WHAT IS REQUIRED: Please copy out each line of the listing that contains the word "screenshot".

RECORDS TO USE:
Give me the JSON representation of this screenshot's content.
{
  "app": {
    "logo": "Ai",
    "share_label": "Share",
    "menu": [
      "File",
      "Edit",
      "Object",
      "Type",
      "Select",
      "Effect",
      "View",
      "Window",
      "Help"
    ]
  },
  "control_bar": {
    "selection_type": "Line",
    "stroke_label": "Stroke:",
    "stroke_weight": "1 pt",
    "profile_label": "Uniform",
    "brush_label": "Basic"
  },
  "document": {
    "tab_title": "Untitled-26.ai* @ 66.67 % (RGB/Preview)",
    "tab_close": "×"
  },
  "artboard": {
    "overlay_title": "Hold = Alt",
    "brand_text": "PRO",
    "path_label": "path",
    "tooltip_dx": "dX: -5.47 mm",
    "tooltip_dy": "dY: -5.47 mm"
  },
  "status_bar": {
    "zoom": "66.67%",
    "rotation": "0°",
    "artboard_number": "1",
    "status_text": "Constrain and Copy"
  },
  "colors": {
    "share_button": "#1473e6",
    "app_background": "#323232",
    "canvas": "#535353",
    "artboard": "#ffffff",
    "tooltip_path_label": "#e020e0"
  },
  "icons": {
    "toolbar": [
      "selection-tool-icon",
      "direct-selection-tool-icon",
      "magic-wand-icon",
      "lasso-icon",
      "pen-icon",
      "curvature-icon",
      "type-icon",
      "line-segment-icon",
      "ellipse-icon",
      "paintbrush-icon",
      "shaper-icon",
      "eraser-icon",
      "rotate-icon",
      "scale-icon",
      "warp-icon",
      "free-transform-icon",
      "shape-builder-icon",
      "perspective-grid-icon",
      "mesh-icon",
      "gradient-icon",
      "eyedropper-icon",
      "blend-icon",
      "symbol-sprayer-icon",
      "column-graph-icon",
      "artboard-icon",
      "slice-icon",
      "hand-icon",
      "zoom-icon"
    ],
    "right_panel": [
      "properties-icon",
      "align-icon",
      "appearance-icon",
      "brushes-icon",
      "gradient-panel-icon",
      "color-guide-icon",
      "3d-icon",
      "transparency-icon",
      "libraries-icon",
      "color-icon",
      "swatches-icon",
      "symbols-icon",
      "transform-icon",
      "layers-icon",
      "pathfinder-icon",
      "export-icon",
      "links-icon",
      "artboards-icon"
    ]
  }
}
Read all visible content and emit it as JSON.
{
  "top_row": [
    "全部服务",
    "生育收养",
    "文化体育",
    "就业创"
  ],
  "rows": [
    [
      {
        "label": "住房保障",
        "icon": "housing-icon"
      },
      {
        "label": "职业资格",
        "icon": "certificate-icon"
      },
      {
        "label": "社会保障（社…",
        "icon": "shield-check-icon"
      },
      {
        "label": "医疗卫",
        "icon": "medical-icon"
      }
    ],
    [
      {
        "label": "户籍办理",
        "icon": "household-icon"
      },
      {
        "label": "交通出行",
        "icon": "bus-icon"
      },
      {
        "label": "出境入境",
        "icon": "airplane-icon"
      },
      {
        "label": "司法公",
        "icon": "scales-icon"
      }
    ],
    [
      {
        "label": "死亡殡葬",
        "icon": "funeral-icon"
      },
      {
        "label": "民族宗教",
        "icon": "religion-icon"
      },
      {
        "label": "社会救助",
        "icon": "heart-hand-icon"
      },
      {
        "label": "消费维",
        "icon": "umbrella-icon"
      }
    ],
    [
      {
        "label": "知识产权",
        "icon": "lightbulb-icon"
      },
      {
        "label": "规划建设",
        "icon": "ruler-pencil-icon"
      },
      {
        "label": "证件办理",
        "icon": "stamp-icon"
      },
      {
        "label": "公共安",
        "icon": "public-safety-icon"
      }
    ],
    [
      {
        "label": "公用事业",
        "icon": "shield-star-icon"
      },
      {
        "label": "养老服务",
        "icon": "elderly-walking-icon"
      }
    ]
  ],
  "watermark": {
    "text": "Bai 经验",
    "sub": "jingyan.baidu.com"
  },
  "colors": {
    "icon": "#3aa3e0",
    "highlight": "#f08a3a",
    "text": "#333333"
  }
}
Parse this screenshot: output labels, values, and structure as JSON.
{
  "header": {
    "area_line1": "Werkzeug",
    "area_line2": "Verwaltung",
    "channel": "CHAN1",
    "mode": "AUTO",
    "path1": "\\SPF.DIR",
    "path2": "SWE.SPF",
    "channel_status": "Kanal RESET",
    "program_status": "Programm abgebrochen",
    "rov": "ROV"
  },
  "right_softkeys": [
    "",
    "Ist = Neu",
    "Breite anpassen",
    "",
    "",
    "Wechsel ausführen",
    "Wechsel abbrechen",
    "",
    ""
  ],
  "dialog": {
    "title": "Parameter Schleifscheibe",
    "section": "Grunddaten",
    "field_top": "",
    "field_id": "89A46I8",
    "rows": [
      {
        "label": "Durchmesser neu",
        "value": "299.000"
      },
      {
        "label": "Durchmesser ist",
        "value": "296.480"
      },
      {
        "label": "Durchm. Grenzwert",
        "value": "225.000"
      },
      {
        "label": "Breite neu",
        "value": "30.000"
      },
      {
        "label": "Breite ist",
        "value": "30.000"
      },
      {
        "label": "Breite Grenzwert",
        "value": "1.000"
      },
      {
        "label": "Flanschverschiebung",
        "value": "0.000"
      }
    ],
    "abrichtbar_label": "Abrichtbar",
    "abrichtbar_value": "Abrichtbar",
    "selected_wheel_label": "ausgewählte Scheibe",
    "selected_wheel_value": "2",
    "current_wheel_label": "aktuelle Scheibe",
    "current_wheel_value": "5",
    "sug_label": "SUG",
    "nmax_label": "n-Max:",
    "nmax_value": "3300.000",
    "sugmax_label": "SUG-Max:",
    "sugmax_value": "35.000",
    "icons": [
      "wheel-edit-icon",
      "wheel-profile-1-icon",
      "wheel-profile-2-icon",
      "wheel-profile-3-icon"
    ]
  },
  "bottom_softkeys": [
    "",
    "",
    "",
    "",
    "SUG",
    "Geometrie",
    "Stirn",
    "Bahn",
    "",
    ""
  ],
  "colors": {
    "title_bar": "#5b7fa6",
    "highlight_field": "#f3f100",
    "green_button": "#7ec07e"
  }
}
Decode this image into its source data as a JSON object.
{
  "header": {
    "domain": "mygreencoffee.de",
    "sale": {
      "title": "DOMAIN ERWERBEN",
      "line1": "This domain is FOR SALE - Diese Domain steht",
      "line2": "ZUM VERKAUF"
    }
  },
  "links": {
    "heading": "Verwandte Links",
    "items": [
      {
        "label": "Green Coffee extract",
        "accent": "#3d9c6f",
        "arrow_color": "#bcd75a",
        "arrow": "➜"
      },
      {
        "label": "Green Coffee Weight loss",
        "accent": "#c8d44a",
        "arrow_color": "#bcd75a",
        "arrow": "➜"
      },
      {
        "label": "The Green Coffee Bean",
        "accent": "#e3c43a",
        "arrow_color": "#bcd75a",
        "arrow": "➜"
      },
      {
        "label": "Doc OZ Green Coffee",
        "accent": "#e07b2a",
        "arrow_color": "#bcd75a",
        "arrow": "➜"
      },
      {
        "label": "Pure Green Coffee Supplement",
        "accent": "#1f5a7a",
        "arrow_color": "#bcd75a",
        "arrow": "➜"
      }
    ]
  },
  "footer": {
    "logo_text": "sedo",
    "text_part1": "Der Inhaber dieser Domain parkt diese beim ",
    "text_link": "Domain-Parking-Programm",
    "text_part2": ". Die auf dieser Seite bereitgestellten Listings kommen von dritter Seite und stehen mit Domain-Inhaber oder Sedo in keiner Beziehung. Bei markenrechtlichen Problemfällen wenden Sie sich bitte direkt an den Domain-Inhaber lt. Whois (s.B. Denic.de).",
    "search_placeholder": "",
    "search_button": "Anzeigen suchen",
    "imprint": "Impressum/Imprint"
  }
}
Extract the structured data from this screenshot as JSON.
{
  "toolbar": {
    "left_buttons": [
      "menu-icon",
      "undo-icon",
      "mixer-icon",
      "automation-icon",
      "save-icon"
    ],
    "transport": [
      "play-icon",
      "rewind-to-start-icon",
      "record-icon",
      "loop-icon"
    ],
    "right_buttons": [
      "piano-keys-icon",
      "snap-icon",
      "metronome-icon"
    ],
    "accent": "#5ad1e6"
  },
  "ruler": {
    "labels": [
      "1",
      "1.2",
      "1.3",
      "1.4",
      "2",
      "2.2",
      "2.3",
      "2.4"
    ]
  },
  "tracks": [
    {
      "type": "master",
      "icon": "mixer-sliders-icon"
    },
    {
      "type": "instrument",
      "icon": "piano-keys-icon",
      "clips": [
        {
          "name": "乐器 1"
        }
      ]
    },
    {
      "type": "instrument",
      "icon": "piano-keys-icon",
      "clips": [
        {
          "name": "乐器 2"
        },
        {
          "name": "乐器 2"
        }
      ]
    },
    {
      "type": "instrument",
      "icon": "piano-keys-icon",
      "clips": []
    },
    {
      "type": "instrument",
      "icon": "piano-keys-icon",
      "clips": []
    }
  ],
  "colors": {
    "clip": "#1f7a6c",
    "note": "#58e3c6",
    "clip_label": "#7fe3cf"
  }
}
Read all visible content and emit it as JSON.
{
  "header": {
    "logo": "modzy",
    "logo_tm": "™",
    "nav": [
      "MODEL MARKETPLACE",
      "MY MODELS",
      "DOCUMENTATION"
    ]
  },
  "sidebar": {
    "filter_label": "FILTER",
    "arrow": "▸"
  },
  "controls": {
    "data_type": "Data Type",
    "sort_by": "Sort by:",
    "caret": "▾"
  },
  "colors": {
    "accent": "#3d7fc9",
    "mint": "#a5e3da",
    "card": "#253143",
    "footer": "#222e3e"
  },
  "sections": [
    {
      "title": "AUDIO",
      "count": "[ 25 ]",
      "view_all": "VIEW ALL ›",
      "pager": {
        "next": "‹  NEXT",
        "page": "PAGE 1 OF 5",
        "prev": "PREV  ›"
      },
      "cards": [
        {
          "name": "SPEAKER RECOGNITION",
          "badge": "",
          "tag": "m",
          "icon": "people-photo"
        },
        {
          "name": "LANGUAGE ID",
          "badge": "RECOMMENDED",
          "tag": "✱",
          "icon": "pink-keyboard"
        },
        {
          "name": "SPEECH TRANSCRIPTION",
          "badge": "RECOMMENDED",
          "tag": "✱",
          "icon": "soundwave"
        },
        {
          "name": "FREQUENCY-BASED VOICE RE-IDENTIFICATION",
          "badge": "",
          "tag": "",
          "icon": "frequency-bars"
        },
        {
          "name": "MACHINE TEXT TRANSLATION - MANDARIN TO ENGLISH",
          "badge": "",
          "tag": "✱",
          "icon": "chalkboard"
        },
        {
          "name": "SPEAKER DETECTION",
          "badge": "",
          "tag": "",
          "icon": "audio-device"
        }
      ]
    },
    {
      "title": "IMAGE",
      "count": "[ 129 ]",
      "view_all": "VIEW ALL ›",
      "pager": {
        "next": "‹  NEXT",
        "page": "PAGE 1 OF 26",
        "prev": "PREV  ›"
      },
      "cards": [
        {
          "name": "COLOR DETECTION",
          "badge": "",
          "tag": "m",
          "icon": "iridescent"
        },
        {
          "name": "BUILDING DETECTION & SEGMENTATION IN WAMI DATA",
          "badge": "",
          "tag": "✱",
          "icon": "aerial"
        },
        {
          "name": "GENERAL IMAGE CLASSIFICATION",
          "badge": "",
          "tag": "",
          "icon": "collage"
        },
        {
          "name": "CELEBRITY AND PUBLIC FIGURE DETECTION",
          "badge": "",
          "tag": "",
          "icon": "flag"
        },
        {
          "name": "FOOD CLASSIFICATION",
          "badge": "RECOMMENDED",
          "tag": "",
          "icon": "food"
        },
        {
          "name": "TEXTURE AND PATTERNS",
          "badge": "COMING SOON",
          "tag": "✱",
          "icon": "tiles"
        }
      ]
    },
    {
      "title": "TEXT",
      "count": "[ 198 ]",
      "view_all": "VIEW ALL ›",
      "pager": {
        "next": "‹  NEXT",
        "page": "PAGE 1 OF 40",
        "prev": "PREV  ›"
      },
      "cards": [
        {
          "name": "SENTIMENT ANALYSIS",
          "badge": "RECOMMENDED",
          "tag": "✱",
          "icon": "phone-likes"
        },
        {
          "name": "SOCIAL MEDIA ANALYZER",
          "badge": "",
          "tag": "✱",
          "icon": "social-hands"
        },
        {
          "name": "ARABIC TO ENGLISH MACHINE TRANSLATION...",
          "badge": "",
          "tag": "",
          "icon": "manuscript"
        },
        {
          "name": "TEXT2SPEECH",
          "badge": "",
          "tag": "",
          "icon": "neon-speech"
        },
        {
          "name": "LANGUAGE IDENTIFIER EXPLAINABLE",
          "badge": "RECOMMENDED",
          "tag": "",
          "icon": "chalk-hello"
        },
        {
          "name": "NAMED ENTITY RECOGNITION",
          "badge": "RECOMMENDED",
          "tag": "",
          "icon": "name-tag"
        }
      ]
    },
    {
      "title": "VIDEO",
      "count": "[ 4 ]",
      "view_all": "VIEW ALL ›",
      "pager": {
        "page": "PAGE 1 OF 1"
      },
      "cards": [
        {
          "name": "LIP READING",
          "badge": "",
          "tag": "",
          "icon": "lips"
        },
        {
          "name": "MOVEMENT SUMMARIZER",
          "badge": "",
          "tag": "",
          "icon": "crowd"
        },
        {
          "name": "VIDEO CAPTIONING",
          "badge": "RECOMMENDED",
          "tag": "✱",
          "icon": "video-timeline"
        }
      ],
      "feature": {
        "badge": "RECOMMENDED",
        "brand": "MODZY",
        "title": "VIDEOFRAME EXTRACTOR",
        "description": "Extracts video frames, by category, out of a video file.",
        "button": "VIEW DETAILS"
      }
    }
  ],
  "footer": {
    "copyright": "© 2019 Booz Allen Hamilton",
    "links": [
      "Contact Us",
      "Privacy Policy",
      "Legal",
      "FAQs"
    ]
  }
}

TASK RESULT:
Give me the JSON representation of this screenshot's content.
Parse this screenshot: output labels, values, and structure as JSON.
Extract the structured data from this screenshot as JSON.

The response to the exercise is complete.